Dataset:
──────────────────────────────

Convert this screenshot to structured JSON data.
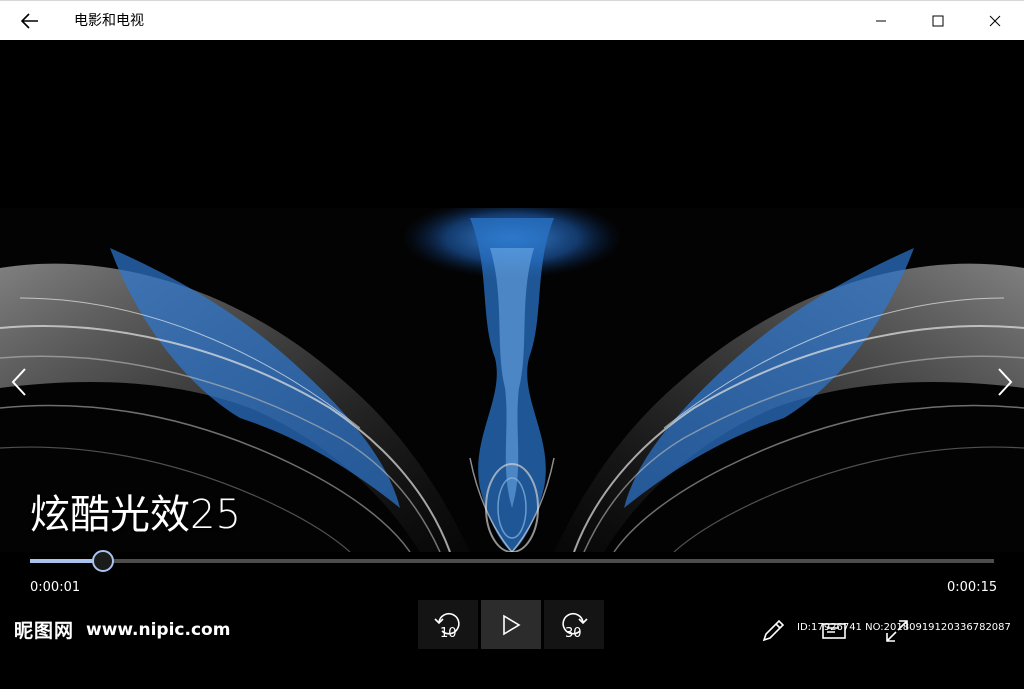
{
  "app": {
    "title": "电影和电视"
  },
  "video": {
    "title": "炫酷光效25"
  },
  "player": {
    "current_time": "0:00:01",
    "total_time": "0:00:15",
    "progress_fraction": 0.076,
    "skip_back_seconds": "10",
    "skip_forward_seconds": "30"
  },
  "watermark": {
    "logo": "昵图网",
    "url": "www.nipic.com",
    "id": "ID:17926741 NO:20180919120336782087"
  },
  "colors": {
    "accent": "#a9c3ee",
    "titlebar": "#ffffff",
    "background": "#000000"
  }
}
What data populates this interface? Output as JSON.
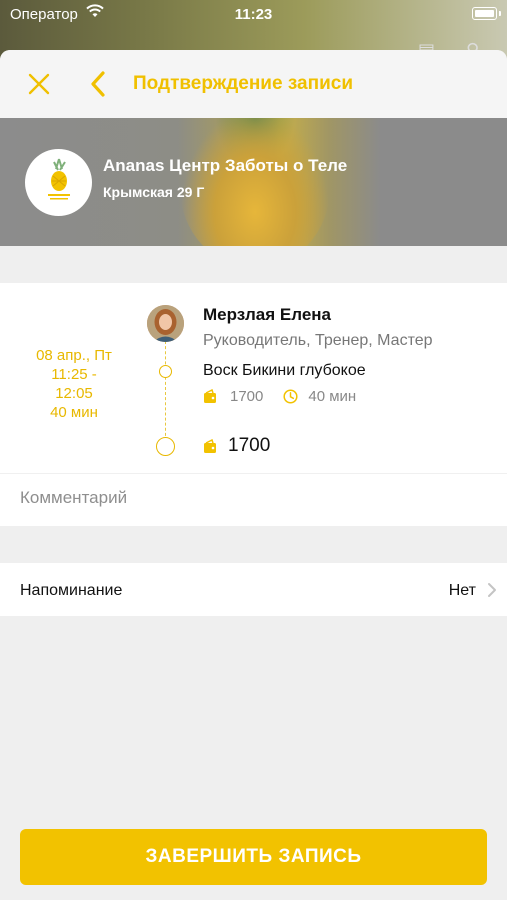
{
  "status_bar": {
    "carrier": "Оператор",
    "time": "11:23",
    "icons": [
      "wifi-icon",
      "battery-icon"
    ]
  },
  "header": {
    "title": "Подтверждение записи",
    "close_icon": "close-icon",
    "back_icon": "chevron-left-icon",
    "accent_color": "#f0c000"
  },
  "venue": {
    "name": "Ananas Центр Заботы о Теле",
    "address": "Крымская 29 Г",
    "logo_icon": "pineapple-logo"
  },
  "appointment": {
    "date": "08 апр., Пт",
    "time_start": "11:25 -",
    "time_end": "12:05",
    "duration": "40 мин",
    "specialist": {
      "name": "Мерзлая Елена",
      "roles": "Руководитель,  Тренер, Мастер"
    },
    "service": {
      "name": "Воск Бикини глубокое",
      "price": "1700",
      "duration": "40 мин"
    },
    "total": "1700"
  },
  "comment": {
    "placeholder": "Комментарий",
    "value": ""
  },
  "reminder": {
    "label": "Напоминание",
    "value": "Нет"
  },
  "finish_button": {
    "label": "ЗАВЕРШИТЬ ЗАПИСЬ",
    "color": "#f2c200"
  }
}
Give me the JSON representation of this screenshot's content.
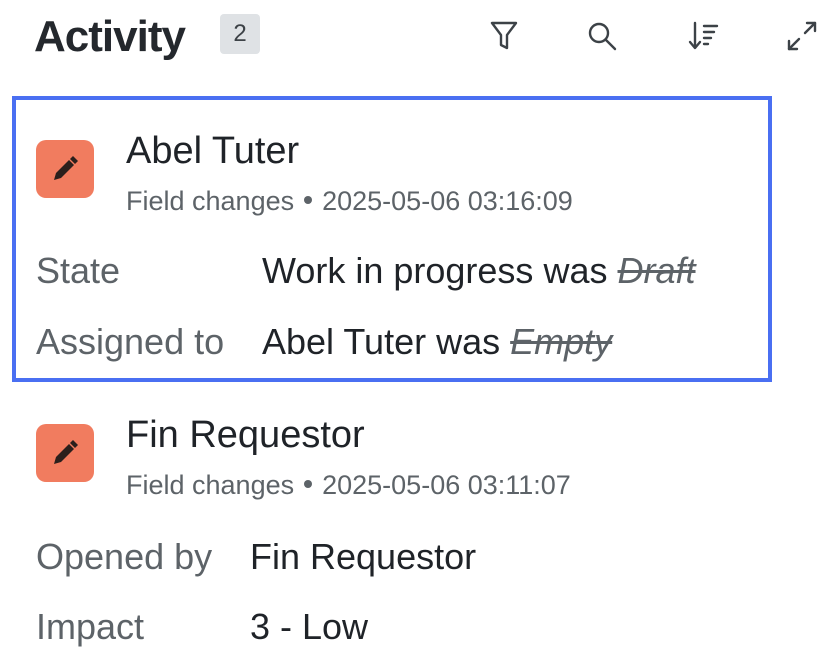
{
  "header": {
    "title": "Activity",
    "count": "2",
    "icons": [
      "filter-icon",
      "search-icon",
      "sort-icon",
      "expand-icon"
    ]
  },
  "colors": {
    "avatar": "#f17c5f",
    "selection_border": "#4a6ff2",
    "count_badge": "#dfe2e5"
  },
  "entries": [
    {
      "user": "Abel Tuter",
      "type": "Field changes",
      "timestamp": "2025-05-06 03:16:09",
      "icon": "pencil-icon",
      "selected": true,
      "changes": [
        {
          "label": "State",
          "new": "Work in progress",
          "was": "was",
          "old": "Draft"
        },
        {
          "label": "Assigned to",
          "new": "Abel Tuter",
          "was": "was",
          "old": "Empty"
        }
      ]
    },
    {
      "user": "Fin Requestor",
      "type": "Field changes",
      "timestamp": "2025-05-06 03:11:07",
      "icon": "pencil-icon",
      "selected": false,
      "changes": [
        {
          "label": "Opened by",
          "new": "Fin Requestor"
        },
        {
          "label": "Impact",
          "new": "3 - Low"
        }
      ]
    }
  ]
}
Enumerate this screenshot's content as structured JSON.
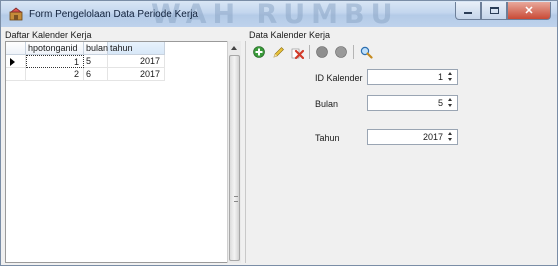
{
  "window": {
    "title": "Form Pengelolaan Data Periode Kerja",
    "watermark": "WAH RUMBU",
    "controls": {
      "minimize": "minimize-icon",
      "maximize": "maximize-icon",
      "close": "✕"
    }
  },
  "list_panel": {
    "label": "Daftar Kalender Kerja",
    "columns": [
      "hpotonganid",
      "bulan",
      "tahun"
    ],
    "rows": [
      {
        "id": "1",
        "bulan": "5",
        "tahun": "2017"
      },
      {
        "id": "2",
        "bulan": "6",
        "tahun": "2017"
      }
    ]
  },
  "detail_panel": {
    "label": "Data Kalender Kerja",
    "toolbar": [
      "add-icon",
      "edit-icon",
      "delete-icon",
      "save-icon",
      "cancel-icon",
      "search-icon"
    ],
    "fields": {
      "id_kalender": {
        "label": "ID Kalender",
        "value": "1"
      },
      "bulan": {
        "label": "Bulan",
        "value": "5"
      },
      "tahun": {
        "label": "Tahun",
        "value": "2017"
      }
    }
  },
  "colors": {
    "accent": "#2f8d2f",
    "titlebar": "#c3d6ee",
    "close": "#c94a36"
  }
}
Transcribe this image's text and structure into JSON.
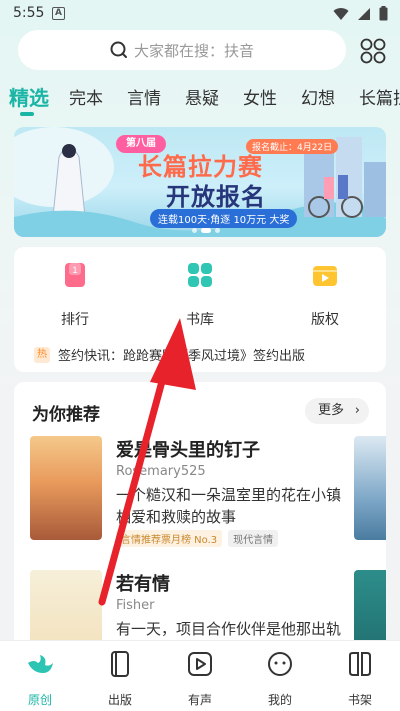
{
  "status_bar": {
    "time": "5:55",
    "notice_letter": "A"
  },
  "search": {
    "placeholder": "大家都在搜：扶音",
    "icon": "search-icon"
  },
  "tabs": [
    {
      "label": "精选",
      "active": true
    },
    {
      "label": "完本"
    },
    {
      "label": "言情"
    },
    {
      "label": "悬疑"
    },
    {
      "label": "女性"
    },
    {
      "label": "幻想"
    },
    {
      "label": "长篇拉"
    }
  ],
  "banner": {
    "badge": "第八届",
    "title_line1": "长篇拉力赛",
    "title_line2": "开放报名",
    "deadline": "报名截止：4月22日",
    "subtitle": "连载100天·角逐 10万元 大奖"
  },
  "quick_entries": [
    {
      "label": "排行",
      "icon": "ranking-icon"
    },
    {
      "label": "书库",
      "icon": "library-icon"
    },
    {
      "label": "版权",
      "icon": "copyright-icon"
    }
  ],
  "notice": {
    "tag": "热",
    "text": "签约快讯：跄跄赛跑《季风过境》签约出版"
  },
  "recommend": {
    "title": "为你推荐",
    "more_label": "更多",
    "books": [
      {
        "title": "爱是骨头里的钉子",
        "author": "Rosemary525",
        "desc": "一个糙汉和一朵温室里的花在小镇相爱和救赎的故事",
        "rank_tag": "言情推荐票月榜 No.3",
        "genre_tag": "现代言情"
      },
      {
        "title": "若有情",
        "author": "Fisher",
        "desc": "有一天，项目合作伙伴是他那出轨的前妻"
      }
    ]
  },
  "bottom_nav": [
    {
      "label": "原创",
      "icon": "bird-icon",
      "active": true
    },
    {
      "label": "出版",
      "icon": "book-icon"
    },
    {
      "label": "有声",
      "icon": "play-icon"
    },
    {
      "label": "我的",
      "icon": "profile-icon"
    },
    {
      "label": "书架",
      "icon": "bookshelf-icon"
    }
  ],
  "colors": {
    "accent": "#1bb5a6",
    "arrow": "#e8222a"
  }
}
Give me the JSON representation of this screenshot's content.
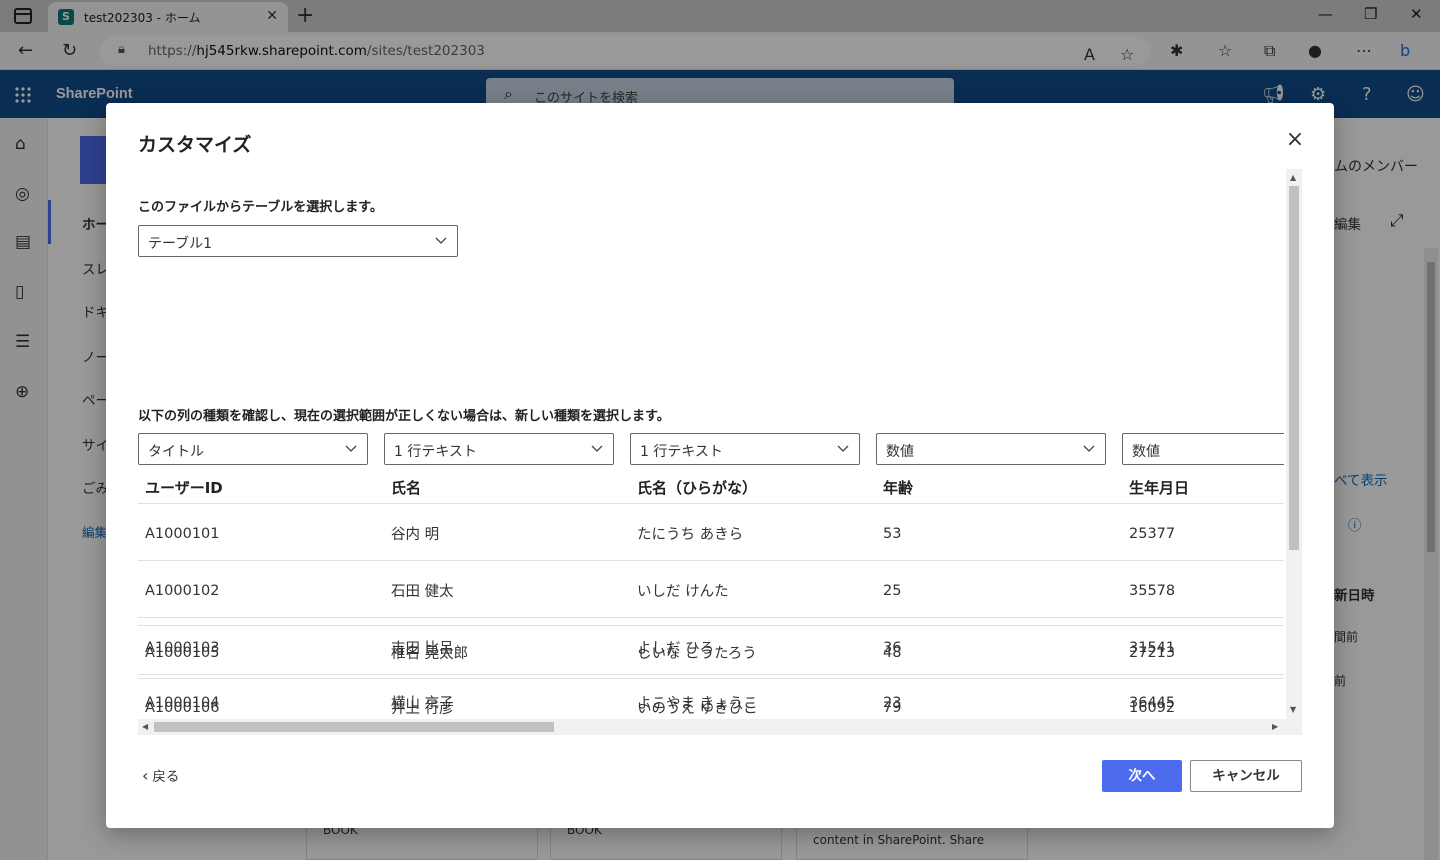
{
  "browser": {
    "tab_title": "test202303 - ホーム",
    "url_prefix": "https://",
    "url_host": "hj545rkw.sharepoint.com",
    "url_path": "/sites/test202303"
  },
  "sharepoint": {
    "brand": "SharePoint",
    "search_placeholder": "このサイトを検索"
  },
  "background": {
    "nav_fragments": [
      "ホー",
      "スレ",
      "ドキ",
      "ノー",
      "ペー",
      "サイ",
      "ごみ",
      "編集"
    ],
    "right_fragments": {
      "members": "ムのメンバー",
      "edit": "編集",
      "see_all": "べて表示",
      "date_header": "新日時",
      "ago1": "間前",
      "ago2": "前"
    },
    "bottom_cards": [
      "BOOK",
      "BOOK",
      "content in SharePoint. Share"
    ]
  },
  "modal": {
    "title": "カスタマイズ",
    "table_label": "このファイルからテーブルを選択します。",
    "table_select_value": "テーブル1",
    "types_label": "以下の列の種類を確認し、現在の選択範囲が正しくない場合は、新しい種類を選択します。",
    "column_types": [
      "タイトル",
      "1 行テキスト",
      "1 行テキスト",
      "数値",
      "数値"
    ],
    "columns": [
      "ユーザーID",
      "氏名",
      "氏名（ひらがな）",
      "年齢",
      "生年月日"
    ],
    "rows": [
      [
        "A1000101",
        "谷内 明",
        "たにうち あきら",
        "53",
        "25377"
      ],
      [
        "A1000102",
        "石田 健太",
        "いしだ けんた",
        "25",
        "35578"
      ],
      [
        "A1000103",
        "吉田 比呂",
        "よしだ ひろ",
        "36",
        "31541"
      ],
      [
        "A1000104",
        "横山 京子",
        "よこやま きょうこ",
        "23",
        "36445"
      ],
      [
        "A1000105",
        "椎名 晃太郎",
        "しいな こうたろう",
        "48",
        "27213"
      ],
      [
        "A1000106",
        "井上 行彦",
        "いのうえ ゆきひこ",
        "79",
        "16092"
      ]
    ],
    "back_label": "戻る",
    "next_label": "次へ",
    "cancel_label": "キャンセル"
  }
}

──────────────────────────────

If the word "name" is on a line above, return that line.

    "name": "Ananas Центр Заботы о Теле",
      "name": "Мерзлая Елена",
      "name": "Воск Бикини глубокое",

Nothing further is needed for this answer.